A 400-pound sand tiger shark was released on the bay Monday with Fins & Grins Sport Fishing, Capt. Jim said. A trip in previous days aboard also fought the sharks, and the angling is great. Sand tigers are required to be released, but anglers enjoy fighting them, and Fins & Grins is tagging the fish for NOAA. Fins & Grins is also fishing for the sharks while waiting for other angling to pick up, like summer flounder fishing. The sharking is half the price of sharking farther from shore, on the ocean, another reason anglers like the trips. But Fins is also sharking on the ocean. One of those trips was great on Saturday aboard, landing five mako sharks, two dusky sharks and the biggest blue shark Jim ever saw. A few sizable flounder began to bite at the Old Grounds on the ocean, for anglers who could fish the deep water and pay attention. Fishing is available every day with Fins & Grins, and reservations aren’t required but suggested. Telephone for availability. The trips that fish the bay sail from the boat’s slip in Wildwood, like all trips do aboard.
Croakers and weakfish hovered along the surf’s jetties, said Nick from Hands Too Bait & Tackle. That could include along Delaware Bay in town, and clams, shrimp or squid could be fished for the croakers. For the weaks, bloodworms on a float or soft-plastic lures could be cast. A few brown sharks and sand tiger sharks, both required to be released, bit in the surf. Sometimes they hit mostly at night during the season, but an angler reported tying into the sharks in the middle of the day.
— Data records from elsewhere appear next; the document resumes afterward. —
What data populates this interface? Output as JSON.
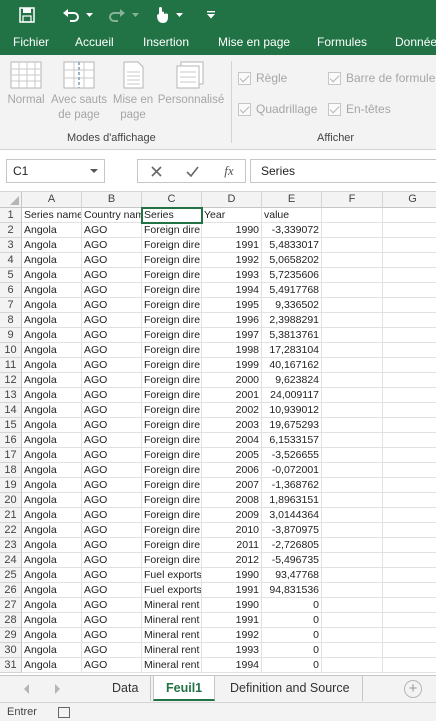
{
  "qat": {
    "icons": [
      "save-icon",
      "undo-icon",
      "redo-icon",
      "touch-mode-icon",
      "customize-icon"
    ]
  },
  "ribbon": {
    "tabs": [
      "Fichier",
      "Accueil",
      "Insertion",
      "Mise en page",
      "Formules",
      "Donnée"
    ],
    "buttons": {
      "normal": "Normal",
      "page_break": "Avec sauts de page",
      "page_layout": "Mise en page",
      "custom": "Personnalisé"
    },
    "group_views": "Modes d'affichage",
    "group_show": "Afficher",
    "checks": {
      "ruler": "Règle",
      "formula_bar": "Barre de formule",
      "gridlines": "Quadrillage",
      "headings": "En-têtes"
    }
  },
  "formula_bar": {
    "name_box": "C1",
    "fx": "fx",
    "content": "Series"
  },
  "columns": [
    "A",
    "B",
    "C",
    "D",
    "E",
    "F",
    "G"
  ],
  "header_row": [
    "Series name",
    "Country nam",
    "Series",
    "Year",
    "value"
  ],
  "rows": [
    [
      "Angola",
      "AGO",
      "Foreign dire",
      "1990",
      "-3,339072"
    ],
    [
      "Angola",
      "AGO",
      "Foreign dire",
      "1991",
      "5,4833017"
    ],
    [
      "Angola",
      "AGO",
      "Foreign dire",
      "1992",
      "5,0658202"
    ],
    [
      "Angola",
      "AGO",
      "Foreign dire",
      "1993",
      "5,7235606"
    ],
    [
      "Angola",
      "AGO",
      "Foreign dire",
      "1994",
      "5,4917768"
    ],
    [
      "Angola",
      "AGO",
      "Foreign dire",
      "1995",
      "9,336502"
    ],
    [
      "Angola",
      "AGO",
      "Foreign dire",
      "1996",
      "2,3988291"
    ],
    [
      "Angola",
      "AGO",
      "Foreign dire",
      "1997",
      "5,3813761"
    ],
    [
      "Angola",
      "AGO",
      "Foreign dire",
      "1998",
      "17,283104"
    ],
    [
      "Angola",
      "AGO",
      "Foreign dire",
      "1999",
      "40,167162"
    ],
    [
      "Angola",
      "AGO",
      "Foreign dire",
      "2000",
      "9,623824"
    ],
    [
      "Angola",
      "AGO",
      "Foreign dire",
      "2001",
      "24,009117"
    ],
    [
      "Angola",
      "AGO",
      "Foreign dire",
      "2002",
      "10,939012"
    ],
    [
      "Angola",
      "AGO",
      "Foreign dire",
      "2003",
      "19,675293"
    ],
    [
      "Angola",
      "AGO",
      "Foreign dire",
      "2004",
      "6,1533157"
    ],
    [
      "Angola",
      "AGO",
      "Foreign dire",
      "2005",
      "-3,526655"
    ],
    [
      "Angola",
      "AGO",
      "Foreign dire",
      "2006",
      "-0,072001"
    ],
    [
      "Angola",
      "AGO",
      "Foreign dire",
      "2007",
      "-1,368762"
    ],
    [
      "Angola",
      "AGO",
      "Foreign dire",
      "2008",
      "1,8963151"
    ],
    [
      "Angola",
      "AGO",
      "Foreign dire",
      "2009",
      "3,0144364"
    ],
    [
      "Angola",
      "AGO",
      "Foreign dire",
      "2010",
      "-3,870975"
    ],
    [
      "Angola",
      "AGO",
      "Foreign dire",
      "2011",
      "-2,726805"
    ],
    [
      "Angola",
      "AGO",
      "Foreign dire",
      "2012",
      "-5,496735"
    ],
    [
      "Angola",
      "AGO",
      "Fuel exports",
      "1990",
      "93,47768"
    ],
    [
      "Angola",
      "AGO",
      "Fuel exports",
      "1991",
      "94,831536"
    ],
    [
      "Angola",
      "AGO",
      "Mineral rent",
      "1990",
      "0"
    ],
    [
      "Angola",
      "AGO",
      "Mineral rent",
      "1991",
      "0"
    ],
    [
      "Angola",
      "AGO",
      "Mineral rent",
      "1992",
      "0"
    ],
    [
      "Angola",
      "AGO",
      "Mineral rent",
      "1993",
      "0"
    ],
    [
      "Angola",
      "AGO",
      "Mineral rent",
      "1994",
      "0"
    ]
  ],
  "sheets": [
    {
      "label": "Data",
      "active": false
    },
    {
      "label": "Feuil1",
      "active": true
    },
    {
      "label": "Definition and Source",
      "active": false
    }
  ],
  "status": {
    "mode": "Entrer"
  }
}
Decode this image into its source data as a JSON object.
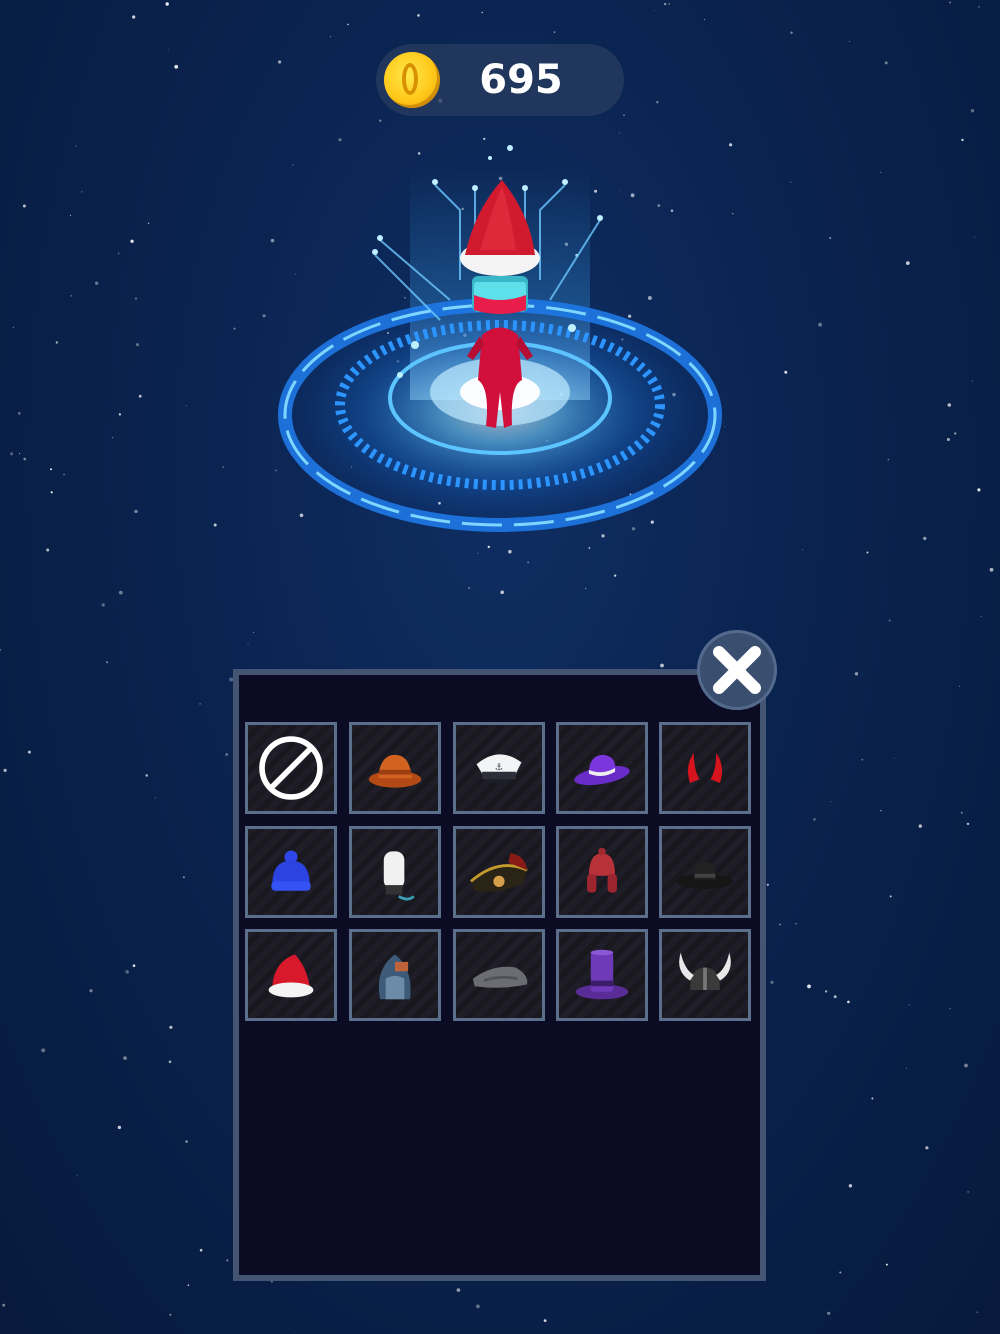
{
  "coins": {
    "value": "695",
    "icon": "gold-coin-icon"
  },
  "character": {
    "equipped_hat": "santa-hat"
  },
  "inventory": {
    "slots": [
      {
        "name": "none-slot",
        "icon": "no-hat-icon"
      },
      {
        "name": "bucket-hat-slot",
        "icon": "bucket-hat-icon"
      },
      {
        "name": "captain-hat-slot",
        "icon": "captain-hat-icon"
      },
      {
        "name": "purple-fedora-slot",
        "icon": "fedora-hat-icon"
      },
      {
        "name": "devil-horns-slot",
        "icon": "devil-horns-icon"
      },
      {
        "name": "blue-beanie-slot",
        "icon": "beanie-icon"
      },
      {
        "name": "chef-hat-slot",
        "icon": "chef-hat-icon"
      },
      {
        "name": "pirate-hat-slot",
        "icon": "pirate-hat-icon"
      },
      {
        "name": "trapper-hat-slot",
        "icon": "trapper-hat-icon"
      },
      {
        "name": "black-hat-slot",
        "icon": "black-hat-icon"
      },
      {
        "name": "santa-hat-slot",
        "icon": "santa-hat-icon"
      },
      {
        "name": "hood-slot",
        "icon": "hood-icon"
      },
      {
        "name": "tricorn-slot",
        "icon": "tricorn-icon"
      },
      {
        "name": "purple-top-hat-slot",
        "icon": "top-hat-icon"
      },
      {
        "name": "viking-helmet-slot",
        "icon": "viking-helmet-icon"
      }
    ]
  },
  "colors": {
    "panel_bg": "#0b0c24",
    "panel_border": "#435572",
    "slot_border": "#5b6f8c",
    "accent_glow": "#2f9bff"
  }
}
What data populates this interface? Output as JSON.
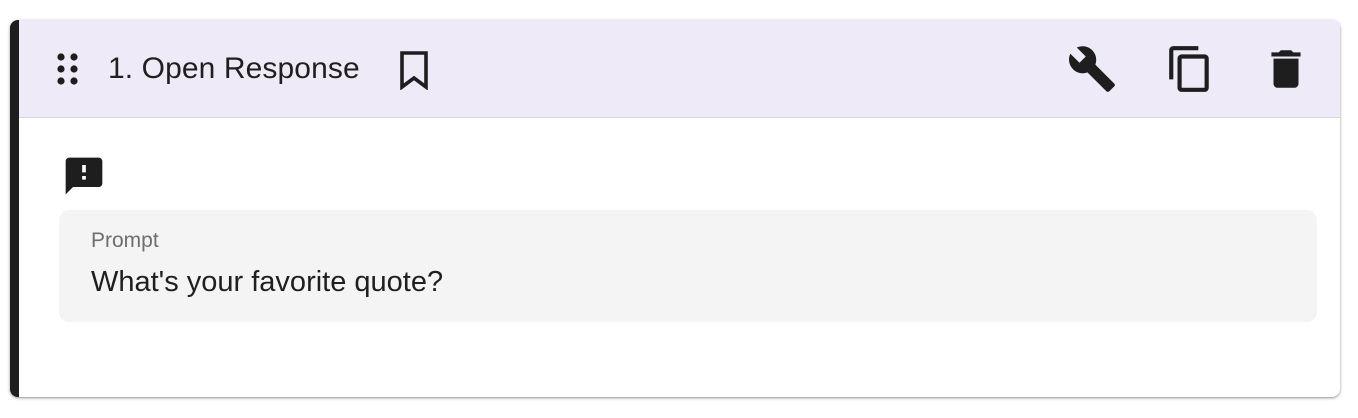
{
  "question": {
    "number_title": "1. Open Response",
    "prompt_label": "Prompt",
    "prompt_text": "What's your favorite quote?"
  },
  "icons": {
    "drag": "drag-handle-icon",
    "bookmark": "bookmark-icon",
    "settings": "wrench-icon",
    "duplicate": "copy-icon",
    "delete": "trash-icon",
    "alert": "feedback-alert-icon"
  },
  "colors": {
    "header_bg": "#eeeaf7",
    "accent_border": "#1e1e1e",
    "prompt_bg": "#f4f4f4",
    "icon": "#1e1e1e"
  }
}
No striped bass swam the surf anymore this season, really. Small stripers were played on the back bay at night, like along bridges. Little was heard about summer flounder fishing on Delaware Bay. One angler fished near Brandywine Lighthouse on the bay, more than a week ago, with a half-dozen clams. He boated a puppy drum 5 to 15 pounds on each clam. Most drum seemed to depart the bay for the year, but a few remain all summer, at places like the lighthouses. The back bay gave up flounder, pretty good catches. A few of the flatfish began to bite in the ocean at Cape May Reef, Reef 11 and the Old Grounds.